Young people have been calling for change for years, and pupil voice has already spurred many governing boards and school leaders to act. This – alongside the definite evidence from the Intergovernmental Panel on Climate Change (IPCC) – is why the National Governance Association (NGA) developed its Greener Governance campaign.
So when the DfE published its draft strategy in November in response to a COP26 conference, NGA was among the many that welcomed it. It has taken almost six months of talking to the education sector and green organisations to get from that draft to last week’s final strategy.
Nadhim Zahawi’s ambition to be world leading is great to hear, but the vision needs to be realised, and at a pace that averts IPCC predictions – a challenge he accepts as formidable. So I’m glad we agree that it’s imperative schools play their part in tackling climate change. However, it’s equally obvious that they need the wherewithal to achieve what is being asked of them.
Our work shows that the two big barriers to moving the sustainability agenda on from a vanguard of passionate advocates to the mainstream business of education are leadership capacity and funding.
Every school will need a sustainability lead, but wishing for one won’t make it happen. And in practice, trusts and schools need two leads: one for education and another for business. These are very different sets of expertise.
Governing boards know this, but these responsibilities can’t just be heaped on to leaders who are already stretched to breaking point. In truth, many boards will struggle to find the finances for the additional hours required, and it is highly unlikely that we will lead the world if it is going to take three years just to nominate sustainability leads and put climate action plans in place.
The strategy is absolutely clear that sector leadership and institution-level accountability for sustainability will be key for success. However, there is no specific mention of the role of trusts. This is perplexing, not just in light of the recent schools white paper, but especially because this is an area where they can really add value by employing central expertise and procuring support.

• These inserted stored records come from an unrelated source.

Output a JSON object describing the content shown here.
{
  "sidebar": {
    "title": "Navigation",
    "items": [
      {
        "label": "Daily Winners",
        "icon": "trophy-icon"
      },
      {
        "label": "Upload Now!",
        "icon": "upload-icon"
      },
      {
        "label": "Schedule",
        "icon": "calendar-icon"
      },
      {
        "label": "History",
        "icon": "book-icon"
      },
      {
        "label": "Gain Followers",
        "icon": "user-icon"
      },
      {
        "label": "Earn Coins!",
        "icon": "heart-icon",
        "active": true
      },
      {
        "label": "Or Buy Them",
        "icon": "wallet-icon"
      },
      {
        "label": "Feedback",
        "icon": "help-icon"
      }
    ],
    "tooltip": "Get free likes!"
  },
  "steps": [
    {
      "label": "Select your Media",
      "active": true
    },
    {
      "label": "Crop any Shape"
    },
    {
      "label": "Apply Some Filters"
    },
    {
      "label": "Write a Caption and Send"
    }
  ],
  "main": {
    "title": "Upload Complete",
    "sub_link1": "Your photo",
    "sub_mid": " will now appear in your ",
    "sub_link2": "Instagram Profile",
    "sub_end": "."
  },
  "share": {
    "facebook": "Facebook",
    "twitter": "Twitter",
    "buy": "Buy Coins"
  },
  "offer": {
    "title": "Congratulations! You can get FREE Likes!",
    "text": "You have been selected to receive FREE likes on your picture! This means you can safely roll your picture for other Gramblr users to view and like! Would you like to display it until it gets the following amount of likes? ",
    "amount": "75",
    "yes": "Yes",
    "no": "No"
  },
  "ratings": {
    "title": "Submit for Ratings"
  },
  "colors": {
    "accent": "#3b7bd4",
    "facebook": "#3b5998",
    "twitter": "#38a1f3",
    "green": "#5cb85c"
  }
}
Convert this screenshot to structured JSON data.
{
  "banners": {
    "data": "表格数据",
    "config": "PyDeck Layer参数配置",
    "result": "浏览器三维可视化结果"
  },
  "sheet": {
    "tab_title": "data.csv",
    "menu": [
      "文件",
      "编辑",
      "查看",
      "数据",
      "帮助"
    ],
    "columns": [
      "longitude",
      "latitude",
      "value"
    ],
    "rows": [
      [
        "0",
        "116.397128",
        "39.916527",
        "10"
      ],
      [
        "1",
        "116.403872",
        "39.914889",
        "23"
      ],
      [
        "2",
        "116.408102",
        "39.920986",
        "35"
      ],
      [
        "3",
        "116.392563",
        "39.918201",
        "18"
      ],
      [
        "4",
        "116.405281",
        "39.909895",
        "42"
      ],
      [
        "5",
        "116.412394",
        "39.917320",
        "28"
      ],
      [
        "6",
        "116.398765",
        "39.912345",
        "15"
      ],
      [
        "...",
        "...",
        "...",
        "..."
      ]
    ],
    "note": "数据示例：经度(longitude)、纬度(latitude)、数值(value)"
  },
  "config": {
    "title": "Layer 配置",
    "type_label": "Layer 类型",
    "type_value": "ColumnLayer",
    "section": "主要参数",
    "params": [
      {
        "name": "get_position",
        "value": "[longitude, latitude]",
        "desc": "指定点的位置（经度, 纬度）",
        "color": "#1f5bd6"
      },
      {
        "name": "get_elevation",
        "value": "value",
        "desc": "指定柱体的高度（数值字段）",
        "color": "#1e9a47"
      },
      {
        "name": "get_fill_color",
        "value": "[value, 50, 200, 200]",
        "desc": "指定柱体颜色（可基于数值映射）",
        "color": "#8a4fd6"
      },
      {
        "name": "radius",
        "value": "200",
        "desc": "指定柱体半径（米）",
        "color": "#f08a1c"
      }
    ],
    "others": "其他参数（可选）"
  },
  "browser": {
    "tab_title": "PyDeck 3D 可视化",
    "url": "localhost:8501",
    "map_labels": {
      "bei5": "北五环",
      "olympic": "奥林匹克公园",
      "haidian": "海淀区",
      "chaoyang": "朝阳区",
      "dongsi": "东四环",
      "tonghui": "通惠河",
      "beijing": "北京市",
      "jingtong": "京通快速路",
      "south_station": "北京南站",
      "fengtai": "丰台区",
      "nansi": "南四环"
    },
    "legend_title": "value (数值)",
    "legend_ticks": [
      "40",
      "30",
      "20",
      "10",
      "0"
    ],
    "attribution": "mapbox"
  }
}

Most of the trusts that have led this work to date have been successful in obtaining separate funding to support their work, particularly with regards to capital investment to bring buildings to net zero. But this requires time-consuming bids for pots which would not support the whole school estate. That’s why the DfE can’t just refer schools to the business department but needs to come up with its own dedicated pot for school and nursery estates, and I have urged them to do so.
NGA’s guidance builds on the four Cs developed by the National Association of Environmental Education: culture, curriculum, campus and community. The DfE’s strategy covers those aspects too, and it would be churlish not to be encouraged by its aspirations, including what pupils will experience and learn about climate change and the opportunities for green careers, and how schools will be trained, supported and incentivised to model climate leadership.
But a focus on the “inspirational enthusiasm of youth” mustn’t be a foil for adults taking action. Of course, pupils should be involved in a meaningful way. But one of the biggest and most immediate wins for reducing greenhouse gases will come by transforming our schools’ and buildings’ energy use. We can’t expect pupils to know how to achieve that. Nor can we afford to wait for them to grow into the leaders of tomorrow.
Governing boards are ready to embrace the challenge, to listen to young people and to support today’s leaders to deliver.
But this is not going to work on fresh air alone.